Due to the high prevalence of oral disease in India, oral disease is a public health problem which has a huge impact on systemic health. Poor oral health leads to poor aesthetics, negatively affects chewing, causes excruciating pain, and can lead to loss of productivity due to lost hours of work.
The National Oral Health Program (NOHP) was launched in 2014-15 to strengthen public health facilities across the country for the provision of accessible, affordable and quality oral health care.
The objectives of this policy are
1.Improvement of determinants of oral health, e.g. healthy diet, improvement of oral hygiene, etc.
2. Reduce morbidity from oral diseases by strengthening oral health services in sub-district / district hospitals to begin with.
3. Integrate oral health promotion and prevention services into the general health system and other sectors that influence oral health; namely various national health programs.
4. Promotion of public-private partnerships (PPP) to achieve the public health objective
Under this program, support is provided to states and UTs to set up dental units in or below district hospitals.
Creation of positions
In the past, the Department of Health and Medical Education sent proposals to the Department of Finance to fill vacant dental surgeon positions. It was rejected due to huge financial implications which indicate dentistry is not a priority health issue for the government. This is frustrating for around 7,000 qualified dentists at J&K, many of whom have been protesting the government for the past few weeks in Jammu under the banner of the J&K Dental Surgeons Association. These protest dentists demand that the government create new dental surgeon positions at J&K and also adjust them under various government programs like the National Health Mission (NHM) etc. While speaking to the media recently, the President of the Dental Surgeons Association J&K, Dr Javid Iqbal Chowdhary said their agitation will continue as the government has not created any posts for them in the past few years. It’s ironic that in the past 13 years not even a single dental surgeon has been appointed by the J&K Public Service Commission (PSC). If new positions are created for Unani, Ayurvedic doctors or veterinarians why not create positions for dental surgeons? The majority of doctors are absorbed into the government after graduating from medical school, but in the case of BDS graduates, even 20% of them fail to make it into government departments. It is sheer injustice. To start a private dental clinic, a lot of investment is needed. It is difficult for many dental graduates to begin private practice. In 2019, a proposal to create 273 dental surgeon positions was sent to the government by the director of health services Jammu, but it also did not receive the financial agreement.

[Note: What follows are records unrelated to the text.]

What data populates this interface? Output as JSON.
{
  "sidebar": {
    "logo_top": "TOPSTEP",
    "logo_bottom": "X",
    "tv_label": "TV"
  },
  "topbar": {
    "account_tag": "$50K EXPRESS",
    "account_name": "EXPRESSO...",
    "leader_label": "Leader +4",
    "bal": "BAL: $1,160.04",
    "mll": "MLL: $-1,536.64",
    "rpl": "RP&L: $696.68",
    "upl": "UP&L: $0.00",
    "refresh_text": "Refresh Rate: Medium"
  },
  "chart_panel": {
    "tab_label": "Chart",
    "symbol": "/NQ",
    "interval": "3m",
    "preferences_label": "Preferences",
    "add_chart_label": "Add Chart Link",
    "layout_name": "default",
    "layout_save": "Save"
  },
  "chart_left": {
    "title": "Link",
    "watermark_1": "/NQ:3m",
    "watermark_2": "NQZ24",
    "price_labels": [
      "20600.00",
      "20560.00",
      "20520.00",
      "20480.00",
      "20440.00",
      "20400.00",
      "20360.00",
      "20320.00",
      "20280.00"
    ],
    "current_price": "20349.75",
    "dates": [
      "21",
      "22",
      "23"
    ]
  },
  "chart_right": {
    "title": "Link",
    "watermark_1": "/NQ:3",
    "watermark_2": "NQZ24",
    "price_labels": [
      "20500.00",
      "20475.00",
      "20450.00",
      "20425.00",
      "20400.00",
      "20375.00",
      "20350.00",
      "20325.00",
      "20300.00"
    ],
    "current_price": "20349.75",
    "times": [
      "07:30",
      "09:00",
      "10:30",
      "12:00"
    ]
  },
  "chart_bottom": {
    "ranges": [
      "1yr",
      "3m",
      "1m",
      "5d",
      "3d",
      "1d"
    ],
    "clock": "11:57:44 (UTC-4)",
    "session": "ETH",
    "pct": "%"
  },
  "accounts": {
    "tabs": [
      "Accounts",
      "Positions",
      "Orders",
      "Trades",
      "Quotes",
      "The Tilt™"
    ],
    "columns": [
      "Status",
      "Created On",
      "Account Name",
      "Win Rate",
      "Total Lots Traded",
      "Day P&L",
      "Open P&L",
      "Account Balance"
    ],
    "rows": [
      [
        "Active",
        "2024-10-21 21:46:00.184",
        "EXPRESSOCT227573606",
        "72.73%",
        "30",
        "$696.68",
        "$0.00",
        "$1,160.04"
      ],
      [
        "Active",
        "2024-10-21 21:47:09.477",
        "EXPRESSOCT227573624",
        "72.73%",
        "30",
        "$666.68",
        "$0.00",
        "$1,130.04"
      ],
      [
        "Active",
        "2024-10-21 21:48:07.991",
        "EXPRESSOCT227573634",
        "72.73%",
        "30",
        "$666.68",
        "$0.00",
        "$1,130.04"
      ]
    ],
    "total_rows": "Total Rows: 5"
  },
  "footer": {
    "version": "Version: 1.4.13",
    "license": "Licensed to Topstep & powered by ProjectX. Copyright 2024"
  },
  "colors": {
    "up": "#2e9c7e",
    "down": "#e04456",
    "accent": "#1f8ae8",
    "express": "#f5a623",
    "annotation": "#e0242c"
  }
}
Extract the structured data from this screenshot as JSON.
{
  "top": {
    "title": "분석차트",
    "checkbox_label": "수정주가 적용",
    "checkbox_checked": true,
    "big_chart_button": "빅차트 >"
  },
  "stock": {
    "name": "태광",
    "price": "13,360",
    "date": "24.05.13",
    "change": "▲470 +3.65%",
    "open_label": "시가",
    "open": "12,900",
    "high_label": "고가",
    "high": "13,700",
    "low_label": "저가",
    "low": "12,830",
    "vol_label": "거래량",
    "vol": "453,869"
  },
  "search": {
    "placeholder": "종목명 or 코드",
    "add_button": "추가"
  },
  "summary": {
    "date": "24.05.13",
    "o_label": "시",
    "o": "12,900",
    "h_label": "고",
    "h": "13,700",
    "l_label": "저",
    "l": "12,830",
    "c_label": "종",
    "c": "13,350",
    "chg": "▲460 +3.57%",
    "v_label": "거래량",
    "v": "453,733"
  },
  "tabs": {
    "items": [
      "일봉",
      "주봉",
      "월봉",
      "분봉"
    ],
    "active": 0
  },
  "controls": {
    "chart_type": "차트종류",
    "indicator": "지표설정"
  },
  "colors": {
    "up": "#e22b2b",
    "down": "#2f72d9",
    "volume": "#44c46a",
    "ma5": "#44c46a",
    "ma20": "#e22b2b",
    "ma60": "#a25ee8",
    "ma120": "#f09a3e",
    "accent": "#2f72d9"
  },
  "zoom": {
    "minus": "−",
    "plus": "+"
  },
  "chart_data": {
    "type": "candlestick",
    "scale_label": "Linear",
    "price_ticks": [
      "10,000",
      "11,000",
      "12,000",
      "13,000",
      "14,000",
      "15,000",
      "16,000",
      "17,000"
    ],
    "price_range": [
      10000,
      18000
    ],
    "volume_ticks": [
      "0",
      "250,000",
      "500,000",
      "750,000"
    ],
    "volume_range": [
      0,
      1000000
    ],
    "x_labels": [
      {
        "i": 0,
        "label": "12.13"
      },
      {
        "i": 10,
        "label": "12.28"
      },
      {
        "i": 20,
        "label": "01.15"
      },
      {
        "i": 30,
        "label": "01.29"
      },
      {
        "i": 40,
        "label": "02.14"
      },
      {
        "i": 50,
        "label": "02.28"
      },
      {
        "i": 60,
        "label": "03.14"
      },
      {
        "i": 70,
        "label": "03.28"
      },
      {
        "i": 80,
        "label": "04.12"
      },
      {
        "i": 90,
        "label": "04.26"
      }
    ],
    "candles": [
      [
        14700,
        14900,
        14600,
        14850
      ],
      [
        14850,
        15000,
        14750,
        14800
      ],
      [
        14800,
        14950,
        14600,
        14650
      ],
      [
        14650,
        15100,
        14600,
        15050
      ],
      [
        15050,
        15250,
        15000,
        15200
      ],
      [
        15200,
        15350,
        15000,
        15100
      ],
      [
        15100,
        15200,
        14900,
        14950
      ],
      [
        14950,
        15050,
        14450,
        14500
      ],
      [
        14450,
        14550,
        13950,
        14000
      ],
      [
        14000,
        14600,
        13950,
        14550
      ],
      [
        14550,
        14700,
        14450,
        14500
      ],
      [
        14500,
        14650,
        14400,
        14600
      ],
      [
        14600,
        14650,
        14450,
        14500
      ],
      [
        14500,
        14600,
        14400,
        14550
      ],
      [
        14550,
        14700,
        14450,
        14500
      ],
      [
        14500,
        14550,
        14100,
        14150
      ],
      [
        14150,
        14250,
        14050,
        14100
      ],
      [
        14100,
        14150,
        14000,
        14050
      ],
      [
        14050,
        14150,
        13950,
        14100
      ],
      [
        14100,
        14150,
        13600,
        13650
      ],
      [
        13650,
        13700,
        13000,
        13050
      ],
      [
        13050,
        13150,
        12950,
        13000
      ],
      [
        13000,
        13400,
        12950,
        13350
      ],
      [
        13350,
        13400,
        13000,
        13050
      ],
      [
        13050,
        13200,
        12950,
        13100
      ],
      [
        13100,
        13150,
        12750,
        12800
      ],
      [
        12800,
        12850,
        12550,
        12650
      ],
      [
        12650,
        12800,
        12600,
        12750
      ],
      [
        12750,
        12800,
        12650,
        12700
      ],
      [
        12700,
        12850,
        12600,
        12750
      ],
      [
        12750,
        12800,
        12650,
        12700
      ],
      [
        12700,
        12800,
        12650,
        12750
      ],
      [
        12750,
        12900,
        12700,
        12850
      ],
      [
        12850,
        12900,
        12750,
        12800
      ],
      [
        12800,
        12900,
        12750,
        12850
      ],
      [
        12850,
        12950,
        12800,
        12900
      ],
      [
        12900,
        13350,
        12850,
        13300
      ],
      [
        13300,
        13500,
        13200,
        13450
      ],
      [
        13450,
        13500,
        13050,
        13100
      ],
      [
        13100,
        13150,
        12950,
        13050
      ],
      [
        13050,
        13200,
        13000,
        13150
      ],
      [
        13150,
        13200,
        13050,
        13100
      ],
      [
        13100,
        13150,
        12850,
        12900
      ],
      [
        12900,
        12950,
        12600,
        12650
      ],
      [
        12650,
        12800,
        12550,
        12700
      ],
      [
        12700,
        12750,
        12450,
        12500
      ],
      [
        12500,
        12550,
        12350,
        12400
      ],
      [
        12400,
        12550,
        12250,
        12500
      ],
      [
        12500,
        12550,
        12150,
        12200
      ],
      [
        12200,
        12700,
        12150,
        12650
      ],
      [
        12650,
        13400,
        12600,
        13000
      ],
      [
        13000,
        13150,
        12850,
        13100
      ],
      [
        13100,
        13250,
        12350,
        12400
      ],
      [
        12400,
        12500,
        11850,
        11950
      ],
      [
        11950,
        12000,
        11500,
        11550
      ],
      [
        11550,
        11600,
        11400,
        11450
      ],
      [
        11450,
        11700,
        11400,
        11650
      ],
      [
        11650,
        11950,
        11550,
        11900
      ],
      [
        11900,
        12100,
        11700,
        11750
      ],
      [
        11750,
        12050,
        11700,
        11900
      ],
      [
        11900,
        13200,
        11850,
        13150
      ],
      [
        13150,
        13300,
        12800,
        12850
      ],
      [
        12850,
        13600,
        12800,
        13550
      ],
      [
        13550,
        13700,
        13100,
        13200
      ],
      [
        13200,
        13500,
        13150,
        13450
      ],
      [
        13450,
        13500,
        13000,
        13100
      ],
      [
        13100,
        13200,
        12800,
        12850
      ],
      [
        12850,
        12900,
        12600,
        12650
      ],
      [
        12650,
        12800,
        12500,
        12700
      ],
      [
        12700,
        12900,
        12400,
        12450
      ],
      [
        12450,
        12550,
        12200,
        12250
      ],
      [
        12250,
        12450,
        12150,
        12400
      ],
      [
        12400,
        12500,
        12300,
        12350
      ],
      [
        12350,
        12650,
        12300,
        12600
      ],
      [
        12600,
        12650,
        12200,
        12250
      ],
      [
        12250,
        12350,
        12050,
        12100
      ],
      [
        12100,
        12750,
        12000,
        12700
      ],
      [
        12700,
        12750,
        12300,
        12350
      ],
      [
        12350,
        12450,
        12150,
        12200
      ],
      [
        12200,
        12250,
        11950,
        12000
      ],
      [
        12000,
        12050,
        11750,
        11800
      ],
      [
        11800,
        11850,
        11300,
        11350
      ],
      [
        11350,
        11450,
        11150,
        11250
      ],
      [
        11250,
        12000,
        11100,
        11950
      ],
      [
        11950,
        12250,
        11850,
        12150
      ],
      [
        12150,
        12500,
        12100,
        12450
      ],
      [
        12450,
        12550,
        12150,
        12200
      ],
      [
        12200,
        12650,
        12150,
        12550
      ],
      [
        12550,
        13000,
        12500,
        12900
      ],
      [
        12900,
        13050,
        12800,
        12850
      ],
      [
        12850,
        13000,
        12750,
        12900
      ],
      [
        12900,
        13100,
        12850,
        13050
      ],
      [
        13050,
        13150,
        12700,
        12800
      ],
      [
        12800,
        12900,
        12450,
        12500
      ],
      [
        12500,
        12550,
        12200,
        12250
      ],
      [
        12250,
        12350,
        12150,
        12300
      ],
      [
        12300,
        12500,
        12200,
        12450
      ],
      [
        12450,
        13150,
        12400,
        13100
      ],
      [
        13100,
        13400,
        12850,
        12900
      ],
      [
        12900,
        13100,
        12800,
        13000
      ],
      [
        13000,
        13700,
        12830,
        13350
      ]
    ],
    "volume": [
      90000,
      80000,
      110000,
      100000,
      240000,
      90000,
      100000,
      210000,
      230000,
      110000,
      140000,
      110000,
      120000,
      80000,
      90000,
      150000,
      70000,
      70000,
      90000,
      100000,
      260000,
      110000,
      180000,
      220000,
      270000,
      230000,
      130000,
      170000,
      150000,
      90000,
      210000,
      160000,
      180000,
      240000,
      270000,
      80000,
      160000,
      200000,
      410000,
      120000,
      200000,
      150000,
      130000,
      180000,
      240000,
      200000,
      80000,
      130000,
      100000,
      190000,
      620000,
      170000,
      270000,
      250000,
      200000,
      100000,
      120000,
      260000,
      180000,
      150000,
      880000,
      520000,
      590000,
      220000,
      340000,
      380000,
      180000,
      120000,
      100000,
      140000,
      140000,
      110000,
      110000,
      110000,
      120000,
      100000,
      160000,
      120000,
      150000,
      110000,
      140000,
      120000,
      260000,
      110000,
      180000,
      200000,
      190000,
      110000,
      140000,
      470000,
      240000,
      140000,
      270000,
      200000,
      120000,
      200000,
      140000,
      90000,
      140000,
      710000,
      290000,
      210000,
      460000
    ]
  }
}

I appeal to the Additional Chief Secretary, Atal Dulloo, who is also the Administrative Secretary for Health and Medical Education, to look into the matter with a human heart. At least 500 to 600 new dental surgeon positions are to be created soon. In addition to this, a policy should be adopted for other unemployed dentists, dental technicians and dental hygienists, etc. The government can also use their services as part of a public-private partnership (PPP), which needs to be explored …